2020, amirite? This blog has been sorely neglected, but not forgotten. Like most people, I am fighting the constant exhaustion that is life during a global pandemic. Combined with a sporadic sewing practice, days that are generally braless, and a plate of work that always seems to be overflowing — I haven’t had it in me to spend any more time on the computer than I already do.
A break from blogging hasn’t been the worst, if I’m being honest. Letting go of the pressure to document everything I make has been good for me, and probably the only way I could have accomplished much sewing at all this year. I’ve also been lucky enough to start writing blog content for clients in the last six months (a literal dream come true), and along the way it’s become clear that there are only so many words this brain of mine can put together in any given day. Admittedly, this would be less of a challenge if I was better at photo-focused posts, but I’m hopelessly wordy.
All of this is to say that I have every intention of turning the ol’ blog ship around next year (keyword: intention). I miss writing for myself, exploring my voice, and more importantly — documenting what the hell I do with my projects. What did I even make this year? What was the cost breakdown? What size did I make and how did I adjust it? 2020 is pretty much a blackhole in own personal sewing chronicle. Who knows what 2021 will hold, but I am hopeful for smoother seas ahead.
Anyway, back to this Christmas tree skirt (which, lol, is the real reason we’re all here). I love it, I adore it, and I know I will forget it exists until I pull it out every year and proceed to squeal excitedly. It’s got MICE. Skiing mice! Knitting mice! Cello-playing and candy-cane carrying mice! It is whimsical and adorable and everything I love about modern quilts.
Despite having decorated 5 or 6 trees in my card-carrying adult years, a tree skirt just isn’t something I’ve gotten around to acquiring. My Christmas aesthetic, if you will, leans very vintage and kitsch — most of my decor is inherited, gifted, and/or handmade. I’m not somebody who walks into Target or Home Goods and sees a Santa or matching set of ornaments and thinks, “This must come home with me.” (No shade if that’s you!). Generally speaking, the mass-produced and easily available tree skirts have fallen into this category and hence . . . I’ve just never bought one.

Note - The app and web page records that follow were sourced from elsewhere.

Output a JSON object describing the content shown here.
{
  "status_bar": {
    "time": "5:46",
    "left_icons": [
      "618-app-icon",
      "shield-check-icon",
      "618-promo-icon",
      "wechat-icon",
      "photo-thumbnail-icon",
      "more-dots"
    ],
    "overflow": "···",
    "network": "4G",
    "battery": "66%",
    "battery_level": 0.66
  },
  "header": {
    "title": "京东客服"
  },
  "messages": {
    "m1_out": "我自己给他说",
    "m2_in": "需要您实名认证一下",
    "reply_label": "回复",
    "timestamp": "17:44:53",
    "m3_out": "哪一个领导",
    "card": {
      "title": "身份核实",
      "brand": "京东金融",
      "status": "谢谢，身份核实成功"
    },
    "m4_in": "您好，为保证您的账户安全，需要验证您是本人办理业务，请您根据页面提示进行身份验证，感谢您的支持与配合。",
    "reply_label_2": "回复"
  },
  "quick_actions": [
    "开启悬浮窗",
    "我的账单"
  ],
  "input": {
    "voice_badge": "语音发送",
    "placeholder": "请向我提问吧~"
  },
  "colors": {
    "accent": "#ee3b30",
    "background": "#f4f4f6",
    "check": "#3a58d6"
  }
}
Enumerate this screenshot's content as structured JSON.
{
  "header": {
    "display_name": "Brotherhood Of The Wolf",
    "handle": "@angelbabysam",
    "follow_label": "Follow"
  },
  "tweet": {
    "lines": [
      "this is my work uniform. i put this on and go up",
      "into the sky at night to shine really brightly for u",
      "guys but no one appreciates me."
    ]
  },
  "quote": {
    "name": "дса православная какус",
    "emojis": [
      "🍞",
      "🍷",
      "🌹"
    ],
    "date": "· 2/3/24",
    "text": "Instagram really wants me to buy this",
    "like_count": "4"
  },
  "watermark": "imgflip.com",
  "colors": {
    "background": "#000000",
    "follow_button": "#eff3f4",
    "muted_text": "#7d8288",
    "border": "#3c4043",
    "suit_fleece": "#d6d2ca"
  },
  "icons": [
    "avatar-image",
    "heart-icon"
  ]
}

Funnily enough, I decided to change that this year and found myself shopping around for a tree skirt in early December. I was then confronted with two inconvenient truths: the first is that I’m picky (see above), and I hated 95% of what I could find; the second is that apparently people buy these things before December, and anything I did like was already sold out. I promptly gave up on a having a skirt for 2020, and decided to try again next November.
Two days went by, and Helen of Helen’s Closet sent me photos of her beautifully quilted Christmas tree skirt for that week’s newsletter (one of my many professional blessings this year has been helping Helen out with her email campaigns). I was completely enamored, and given my usual lack of inspiration with xmas decor, knew I needed to seize the moment. The pattern is a free PDF from Jordan Fabrics, and includes a thorough Youtube tutorial which walks you through every step. It felt like an approachable project, and the result was exactly what I was looking for.
Within two hours I had purchased the fabric I needed for the quilt top (from Super Buzzy, my favorite local-ish quilting shop), and it was on my porch approximately two days later. They have a ton of very cute Christmas prints, and my husband and I had a great time picking out the ones we liked best. The site has a “design board” feature that makes it easy to select fabrics you’re interested in, see what they look like together, and drag and delete options as needed. I’m not sure if this is a standard feature with online quilt shops, but if not it definitely should be!
We ended up choosing fabrics from the Sugarplum collection by Heather Ross, although two of them —the yellow floral print and the backing fabric— are from a different collection of hers. Again, super newbie quilter with Very Basic Opinions, but I love shopping by collections / designers. It takes so much of the guess work out of matching prints together.
Of course, I realized shortly after my purchase that I completely neglected to buy backing fabric, which I have done not once but twice now. It was fine, just an extra shipping charge, but I really need to pay better attention to the entirety of the fabric requirements next time I decide to quilt something.
The sewing itself was enjoyable with very few hiccups. I miss cut one of the border strips, and had to add the four inch squares at each corner to achieve the right dimensions. It was a classic happy accident. The additional seam is (obvs) more work, but the final look is more symmetrical than the original design and I think I actually prefer it. I also greatly appreciate how easily it is to “fix” such mistakes with patchwork.
I kept the quilting fairly minimal, only stitching in the ditch for the big diamonds (per the tutorials recommendations), and it is . . . not my best work. However! It is also not my worst work, and you can’t see the less-the-perfect lines when the skirt is under the tree anyway. The main issue is some lumpy diamonds, but again, once the skirt is under the tree you really can’t tell.
The biggest snafu of this entire project was the brief death and resurrection of my sewing machine. Five minutes into stitching the top/back/batting sandwich, my machine froze for reasons that are unclear to both myself and my sewing repair man. Admittedly, it was about six months past due for a service (which I’ve been putting off since everybody and their mother and their grandmother have been pandemic-repairing their machines), but it was a real bummer to happen three hours from the end of a project. With a rapidly approaching enjoy-by expiration date, no less!
I lost five days of good sewing time, but I still got a solid two weeks of skirt enjoyment this year so I can’t complain too much. My husband rushed the machine to the shop since I was busy with work deadlines (bless him), and I was able to finish the whole thing the night it came back home.
I honestly couldn’t be happier with the result, and I’m so glad I took my time to wait for the right skirt project to come along. The pop of color under the tree is so fun, and many a dog have been enjoying what is essentially a floor blanket ever since (side note, should I be washing this thing every year? Probably.). All of the straight stitches and fun patterns gave me a fresh jolt of sewing motivation, and helped pull me out of my longest sewing lull to date — so if nothing else, I’m calling that a win!
- Fabric: Quilting Cotton from Super Buzzy
- Pattern: Christmas Tree Skirt by Jordan Fabrics
- Total Cost: $145
- $61.85 + $9.99 shipping for quilt top fabric
- $53.42 + $9.99 shipping for backing fabric
- $10 for batting (medium loft polyester)